Saudi Arabia will welcome a million cruise ship passengers by 2028, Cruise Saudi MD claims
Updated 28 October 2021

Saudi Arabia will welcome a million cruise ship passengers by 2028, Cruise Saudi MD claims

Saudi Arabia will welcome a million cruise ship passengers by 2028, Cruise Saudi MD claims

A million cruise ship passengers will visit Saudi Arabia by 2028 according to ambitious plans set out by the managing director of the country’s Cruise Saudi company.

Fawaz Farooqui set out the goal during a session at the Future Investment Initiative Forum in Riyad, as he also claimed 50,000 direct and indirect jobs will be created by the industry by 2035.

He also pledged that five cruise ports will operate in Saudi Arabia by 2025.

Farooqui added that plans for Cruise Saudi had been hampered by the pandemic, and said: “Our plan was to bring the first cruise passenger in 2023, but the pandemic hit and many unfortunate incidents happened to the industry.”

Farooqui’s comments came just days after Cruise Saudi became a member of the World Travel & Tourism Council as the Kingdom continues its drive to diversify its economy away from oil as per the Vision 2030 agenda.


‘Like fire and nuclear, there must be rules for AI,’ says leading tech voice

‘Like fire and nuclear, there must be rules for AI,’ says leading tech voice
Updated 28 October 2021

‘Like fire and nuclear, there must be rules for AI,’ says leading tech voice

‘Like fire and nuclear, there must be rules for AI,’ says leading tech voice

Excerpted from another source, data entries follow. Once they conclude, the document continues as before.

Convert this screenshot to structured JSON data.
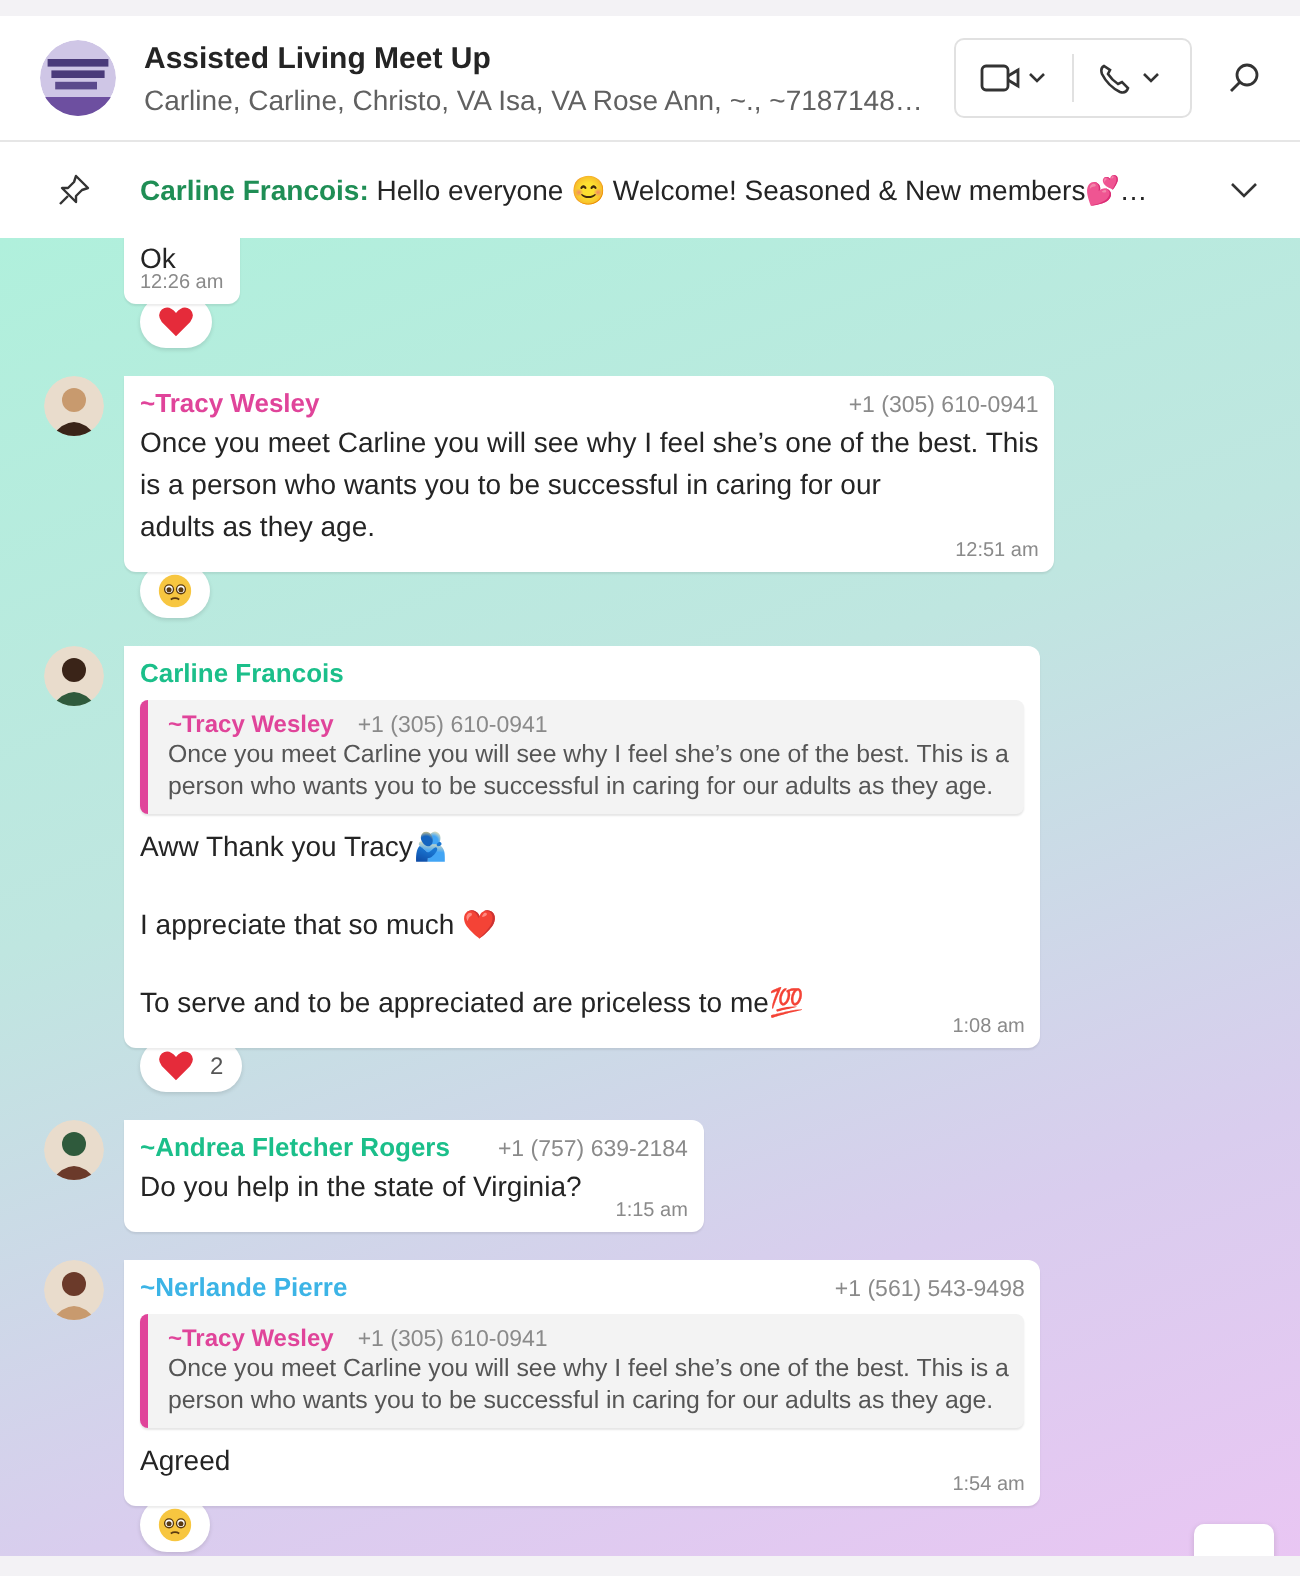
{
  "chat": {
    "title": "Assisted Living Meet Up",
    "participants": "Carline, Carline, Christo, VA Isa, VA Rose Ann, ~., ~7187148…"
  },
  "pinned": {
    "sender": "Carline Francois:",
    "text": "Hello everyone 😊  Welcome! Seasoned & New members💕…"
  },
  "messages": [
    {
      "paragraphs": [
        [
          "Ok"
        ]
      ],
      "time": "12:26 am",
      "reaction": {
        "kind": "heart"
      }
    },
    {
      "sender": "~Tracy Wesley",
      "color": "#e0449a",
      "phone": "+1 (305) 610-0941",
      "paragraphs": [
        [
          "Once you meet Carline you will see why I feel she’s one of the best. This",
          "is a person who wants you to be successful in caring for our",
          "adults as they age."
        ]
      ],
      "time": "12:51 am",
      "reaction": {
        "kind": "teary"
      }
    },
    {
      "sender": "Carline Francois",
      "color": "#1bbf8a",
      "quote": {
        "sender": "~Tracy Wesley",
        "color": "#e0449a",
        "phone": "+1 (305) 610-0941",
        "lines": [
          "Once you meet Carline you will see why I feel she’s one of the best. This is a",
          "person who wants you to be successful in caring for our adults as they age."
        ]
      },
      "paragraphs": [
        [
          "Aww Thank you Tracy🫂"
        ],
        [
          "I appreciate that so much ❤️"
        ],
        [
          "To serve and to be appreciated are priceless to me💯"
        ]
      ],
      "time": "1:08 am",
      "reaction": {
        "kind": "heart",
        "count": "2"
      }
    },
    {
      "sender": "~Andrea Fletcher Rogers",
      "color": "#1bbf8a",
      "phone": "+1 (757) 639-2184",
      "paragraphs": [
        [
          "Do you help in the state of Virginia?"
        ]
      ],
      "time": "1:15 am"
    },
    {
      "sender": "~Nerlande Pierre",
      "color": "#3cb4e6",
      "phone": "+1 (561) 543-9498",
      "quote": {
        "sender": "~Tracy Wesley",
        "color": "#e0449a",
        "phone": "+1 (305) 610-0941",
        "lines": [
          "Once you meet Carline you will see why I feel she’s one of the best. This is a",
          "person who wants you to be successful in caring for our adults as they age."
        ]
      },
      "paragraphs": [
        [
          "Agreed"
        ]
      ],
      "time": "1:54 am",
      "reaction": {
        "kind": "teary"
      }
    }
  ]
}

Humanity needs rules for dealing with artificial intelligence (AI) in the same way it learned to manage fire and nuclear technology, one of the sector’s up and coming voices has claimed.

Bruno Maisonnier, founder and CEO of AI firm AnotherBrain, admitted there was a danger with the new technology, but that is no different from every major discovery since the dawn of man.

Speaking at the Future Investment Initiative Forum in Riyad, Maisonnier said: “There’s risk with AI as well as there are risk with every new technology, that’s part of human history 

“We brought fire and people died from fire, we brought nuclear and people died from that . 

“Each time we have the same reaction: First we fear and then we start to put the feedback and learn and put rules to get the positive out of this technology

“The same goes with AI. The question is when do we have to set these rules?

“Rules must be put but first we must allow the evolution to happen.”

Also speaking at the forum, Pascal Weinberger, CEO and co-founder of tech firm Bardeen AI, insisted that machines will never be able to fully replace humans in many environments.

“There are a lot of things that machines are better at than humans, and vice versa — especially at common sense,” he said.